cover image A House Built by Slaves: African American Visitors to the Lincoln White House

A House Built by Slaves: African American Visitors to the Lincoln White House

Jonathan W. White. Rowman & Littlefield, $26 (240p) ISBN 978-1-5381-6180-7
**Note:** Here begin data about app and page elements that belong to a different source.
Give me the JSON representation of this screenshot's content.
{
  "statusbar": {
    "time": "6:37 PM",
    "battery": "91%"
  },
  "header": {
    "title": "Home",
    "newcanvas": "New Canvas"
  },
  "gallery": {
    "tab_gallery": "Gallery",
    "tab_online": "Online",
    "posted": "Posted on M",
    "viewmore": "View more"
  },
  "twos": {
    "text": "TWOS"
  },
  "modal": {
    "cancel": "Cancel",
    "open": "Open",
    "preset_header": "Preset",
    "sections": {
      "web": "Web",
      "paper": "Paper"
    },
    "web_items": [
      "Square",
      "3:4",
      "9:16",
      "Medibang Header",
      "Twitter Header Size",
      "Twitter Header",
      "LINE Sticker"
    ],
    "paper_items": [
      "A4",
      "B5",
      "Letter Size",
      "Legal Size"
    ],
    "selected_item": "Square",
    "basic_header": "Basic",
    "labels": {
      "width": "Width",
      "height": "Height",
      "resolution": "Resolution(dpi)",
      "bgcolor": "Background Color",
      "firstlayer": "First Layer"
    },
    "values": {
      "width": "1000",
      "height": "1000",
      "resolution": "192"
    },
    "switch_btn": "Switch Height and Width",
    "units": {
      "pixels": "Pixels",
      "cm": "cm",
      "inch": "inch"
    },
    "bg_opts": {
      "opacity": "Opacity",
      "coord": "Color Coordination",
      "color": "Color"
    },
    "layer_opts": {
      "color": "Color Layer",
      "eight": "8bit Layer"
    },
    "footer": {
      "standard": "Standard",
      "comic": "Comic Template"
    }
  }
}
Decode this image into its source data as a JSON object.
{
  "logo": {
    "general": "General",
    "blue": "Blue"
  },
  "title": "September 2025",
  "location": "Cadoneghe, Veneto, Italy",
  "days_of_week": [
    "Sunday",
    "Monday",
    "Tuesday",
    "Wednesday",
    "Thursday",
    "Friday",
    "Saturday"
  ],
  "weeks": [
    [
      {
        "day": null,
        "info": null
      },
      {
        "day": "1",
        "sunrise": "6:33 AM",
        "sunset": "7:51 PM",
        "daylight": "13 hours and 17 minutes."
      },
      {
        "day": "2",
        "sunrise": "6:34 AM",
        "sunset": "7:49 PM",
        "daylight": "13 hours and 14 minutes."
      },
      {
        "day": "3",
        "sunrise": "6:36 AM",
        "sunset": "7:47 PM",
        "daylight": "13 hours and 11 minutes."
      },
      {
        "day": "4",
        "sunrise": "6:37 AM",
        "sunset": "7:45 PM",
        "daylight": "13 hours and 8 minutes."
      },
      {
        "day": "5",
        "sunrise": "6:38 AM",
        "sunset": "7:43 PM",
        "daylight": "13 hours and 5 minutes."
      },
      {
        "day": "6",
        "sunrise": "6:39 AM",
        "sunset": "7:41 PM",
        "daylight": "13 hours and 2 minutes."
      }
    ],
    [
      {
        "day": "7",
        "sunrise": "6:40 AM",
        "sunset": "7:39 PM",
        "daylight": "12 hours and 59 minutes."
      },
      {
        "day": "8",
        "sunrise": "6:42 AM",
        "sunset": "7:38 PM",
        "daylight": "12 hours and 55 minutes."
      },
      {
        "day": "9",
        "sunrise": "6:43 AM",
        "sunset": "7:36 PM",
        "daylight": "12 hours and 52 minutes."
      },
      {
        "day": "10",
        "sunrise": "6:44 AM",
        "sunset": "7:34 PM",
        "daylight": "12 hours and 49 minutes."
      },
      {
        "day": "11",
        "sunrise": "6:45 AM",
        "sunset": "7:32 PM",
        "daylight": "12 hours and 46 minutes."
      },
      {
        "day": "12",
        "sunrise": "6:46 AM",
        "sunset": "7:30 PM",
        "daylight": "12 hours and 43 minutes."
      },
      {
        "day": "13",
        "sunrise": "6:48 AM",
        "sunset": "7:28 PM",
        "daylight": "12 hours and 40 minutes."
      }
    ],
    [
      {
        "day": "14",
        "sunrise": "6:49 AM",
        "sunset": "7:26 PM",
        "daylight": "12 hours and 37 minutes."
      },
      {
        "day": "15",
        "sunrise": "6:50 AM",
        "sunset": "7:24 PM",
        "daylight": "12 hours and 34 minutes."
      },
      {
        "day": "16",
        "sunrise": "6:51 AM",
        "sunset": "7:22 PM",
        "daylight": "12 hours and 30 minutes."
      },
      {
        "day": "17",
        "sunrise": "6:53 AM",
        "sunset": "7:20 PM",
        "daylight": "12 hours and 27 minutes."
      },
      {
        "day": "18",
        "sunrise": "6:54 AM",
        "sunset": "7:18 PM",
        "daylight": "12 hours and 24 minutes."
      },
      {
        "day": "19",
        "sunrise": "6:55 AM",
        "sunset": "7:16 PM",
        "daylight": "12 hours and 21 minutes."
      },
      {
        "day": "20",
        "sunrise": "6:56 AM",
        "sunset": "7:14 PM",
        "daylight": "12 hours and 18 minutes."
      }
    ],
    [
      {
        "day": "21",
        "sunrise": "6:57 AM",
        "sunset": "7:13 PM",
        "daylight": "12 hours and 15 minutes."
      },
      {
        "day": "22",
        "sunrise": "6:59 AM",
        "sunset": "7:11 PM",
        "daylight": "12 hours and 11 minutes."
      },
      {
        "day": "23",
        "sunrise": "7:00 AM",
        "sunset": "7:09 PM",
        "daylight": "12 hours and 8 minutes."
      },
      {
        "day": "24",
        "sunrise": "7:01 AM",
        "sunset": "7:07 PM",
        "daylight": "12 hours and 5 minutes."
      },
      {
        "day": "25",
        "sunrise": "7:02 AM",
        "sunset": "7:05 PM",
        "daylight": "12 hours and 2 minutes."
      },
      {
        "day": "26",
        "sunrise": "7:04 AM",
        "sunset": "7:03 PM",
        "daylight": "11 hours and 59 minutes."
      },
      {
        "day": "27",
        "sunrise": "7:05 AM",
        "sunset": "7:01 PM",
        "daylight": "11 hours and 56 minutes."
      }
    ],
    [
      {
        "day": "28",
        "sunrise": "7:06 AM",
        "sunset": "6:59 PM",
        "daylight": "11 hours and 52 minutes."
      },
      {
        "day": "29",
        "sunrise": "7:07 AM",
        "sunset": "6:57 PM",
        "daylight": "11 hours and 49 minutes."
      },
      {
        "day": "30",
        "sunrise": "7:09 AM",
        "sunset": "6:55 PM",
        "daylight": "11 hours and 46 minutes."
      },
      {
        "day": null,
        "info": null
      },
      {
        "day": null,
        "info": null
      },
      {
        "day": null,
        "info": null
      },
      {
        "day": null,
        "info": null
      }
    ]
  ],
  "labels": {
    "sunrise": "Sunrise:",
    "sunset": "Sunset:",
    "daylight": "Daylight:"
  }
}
White (Emancipation, the Union Army, and the Reelection of Abraham Lincoln), a professor of American studies at Christopher Newport University, provides a granular study of Abraham Lincoln’s practice of welcoming African Americans to the White House. Pushing back against historians who have questioned Lincoln’s commitment to “racial egalitarianism,” White documents the president’s meetings with Daniel Payne, a leader of the African Methodist Episcopal Church; former slaves who joined the Union Army; and abolitionists including Sojourner Truth and Frederick Douglass. Through these and other visits, Lincoln demonstrated his “willingness to welcome black leaders into his orbit when discussing great matters of state,” according to White, who admits that it was “terribly condescending” of the president to lecture a group of African American leaders who visited the White House in 1862 about slavery’s “evil effects on the white race” and why free Blacks would be better off leaving the country, but raises the possibility that it was part of Lincoln’s efforts to prepare “a white racist Northern public” for the Emancipation Proclamation. The detailed recaps of each meeting can grow tedious, and White sometimes overreaches in his readings of primary sources. Still, this is a rich and comprehensive account of a groundbreaking aspect of Lincoln’s presidency. (Feb.)